And meanwhile, over the aisle, the tensions and bad blood within Labour ranks are such that seven MPs have now split from the party and formed ‘The Independent Group’. Parliament is angry, tensions are running high – and that’s a problem not just for now, and the fate of Theresa May’s deal, but also for the longer term.
But first to the present, and Thursday’s shenanigans in parliament. Once again, after another couple of days of debate and deliberation, nothing much has changed, albeit that the signs of tempers fraying and party unity being stretched to pretty much breaking point were there for all to see.
Oh, and the government lost another vote – its 10th. Though, apart from the embarrassment, and the fact that the EU may begin to wonder if May can ever get anything over the line, this has absolutely no legal significance.
Everyone is playing a waiting game. Downing Street calculates its best chance of passing its deal lies in increasing its no-deal preparations, and terrifying parliament into supporting the prime minister.
Meanwhile, hardcore Brexiters welcome the sound of the ticking clock running down towards no deal.
And, finally, those in favour of another referendum figure that, ultimately, their chances of victory are maximised if they wait until the prime minister’s deal dies before making their move.

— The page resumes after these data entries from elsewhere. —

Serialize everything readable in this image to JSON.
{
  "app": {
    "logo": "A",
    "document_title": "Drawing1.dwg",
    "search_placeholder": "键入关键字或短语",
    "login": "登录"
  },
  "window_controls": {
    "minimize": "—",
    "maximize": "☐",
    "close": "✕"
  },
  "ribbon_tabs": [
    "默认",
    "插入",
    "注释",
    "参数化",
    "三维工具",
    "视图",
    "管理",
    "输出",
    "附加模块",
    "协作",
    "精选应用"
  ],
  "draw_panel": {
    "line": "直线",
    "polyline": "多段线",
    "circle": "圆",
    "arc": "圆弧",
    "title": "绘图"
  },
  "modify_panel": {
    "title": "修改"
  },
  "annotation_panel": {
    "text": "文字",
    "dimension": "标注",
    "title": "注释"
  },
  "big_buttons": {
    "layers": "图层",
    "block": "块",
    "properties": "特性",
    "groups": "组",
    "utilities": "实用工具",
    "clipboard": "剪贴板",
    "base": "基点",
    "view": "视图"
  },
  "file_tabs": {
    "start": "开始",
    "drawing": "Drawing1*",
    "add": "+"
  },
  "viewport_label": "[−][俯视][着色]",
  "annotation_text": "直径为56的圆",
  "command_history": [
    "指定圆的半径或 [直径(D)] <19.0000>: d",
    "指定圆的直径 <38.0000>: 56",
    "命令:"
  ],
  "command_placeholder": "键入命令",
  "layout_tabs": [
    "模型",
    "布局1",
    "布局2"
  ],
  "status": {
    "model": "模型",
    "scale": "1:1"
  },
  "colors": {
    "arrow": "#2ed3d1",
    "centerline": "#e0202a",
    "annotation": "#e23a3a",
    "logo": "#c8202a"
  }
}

Their only hope, the People’s Vote campaign admits, lies in presenting their colleagues with a choice between no deal and no Brexit.
So what now? Well, now we enter the genuinely crucial phase. In two weeks’ time, MPs will actually have to eat their greens and decide on something.
It is now established that for those who fear no deal, the next series of votes, scheduled for 27 February, is the key moment.
Even the government now privately admits that at that point amendments such as that sponsored by Yvette Cooper and Oliver Letwin, which seeks to prevent a no-deal outcome, are likely to garner enough support.
If the Cooper-Letwin amendment passes, it guarantees parliamentary time for a debate on the Cooper-Letwin bill, which will force the prime minister to allow a choice between either no deal or an extension to the article 50 process.
Other possible amendments may seek to force a series of “indicative votes”. MPs may be provided with a suite of alternatives on which to vote, providing (at long, long last) some idea of which possible outcomes they prefer more than others.
Because, ultimately, a choice needs to be made, and Thursday’s cancelled Valentine’s dinners brought us no closer to it. The UK will either leave the EU with a deal, leave the EU without one, or not leave at all.
The key question is which of these alternatives will be taken off the table first. If no deal is delayed (which is all that parliament can do in the absence of agreement on an alternative) it may hinder the prime minister’s chances of scaring MPs into voting for her deal, although that would simply mean we’re delaying the moment of choice.
Either way, 27 February looks increasingly like a genuine moment of truth. Remainer cabinet ministers who have threatened to resign if no deal looks likely will have to choose whether they are just mouth or have trousers too.
Labour MPs tempted by the splinter group will need to decide whether their patience with their leadership is finite.
And Downing Street, too, will face a difficult decision. The risk of the Cooper-Letwin bill passing is that the rug will be pulled from under the prime minister’s strategy. Currently, the government can obfuscate.
The Brexit secretary can stand up and strongly hint that the government will pursue no deal. Meanwhile the lead Brexit negotiator can loudly state in a Brussels bar that the government will tack to an extension.
An extension would change the balance of options, and the prime minister would be forced to choose. May might have to secure some concessions from the EU before 27 February, or face running out of road.
So, once again, we have a two-week buildup to a parliamentary showdown, but this time it may actually be one that matters. However the one thing that has become clear is that whatever our parliamentarians do, they will do it grudgingly.
No one likes the deal. Relatively few favour a referendum, and virtually no one genuinely thinks no deal is a desirable outcome.
Which means that, whatever happens, this will not have been a healing process. Rather, MPs will emerge dissatisfied with whatever has happened, claiming not to have supported it and laying the groundwork for battle to resume as the debate over our future relationship with the EU commences in earnest. Oh joy.
By Professor Anand Menon, director of The UK in a Changing Europe. This piece originally featured in the Guardian.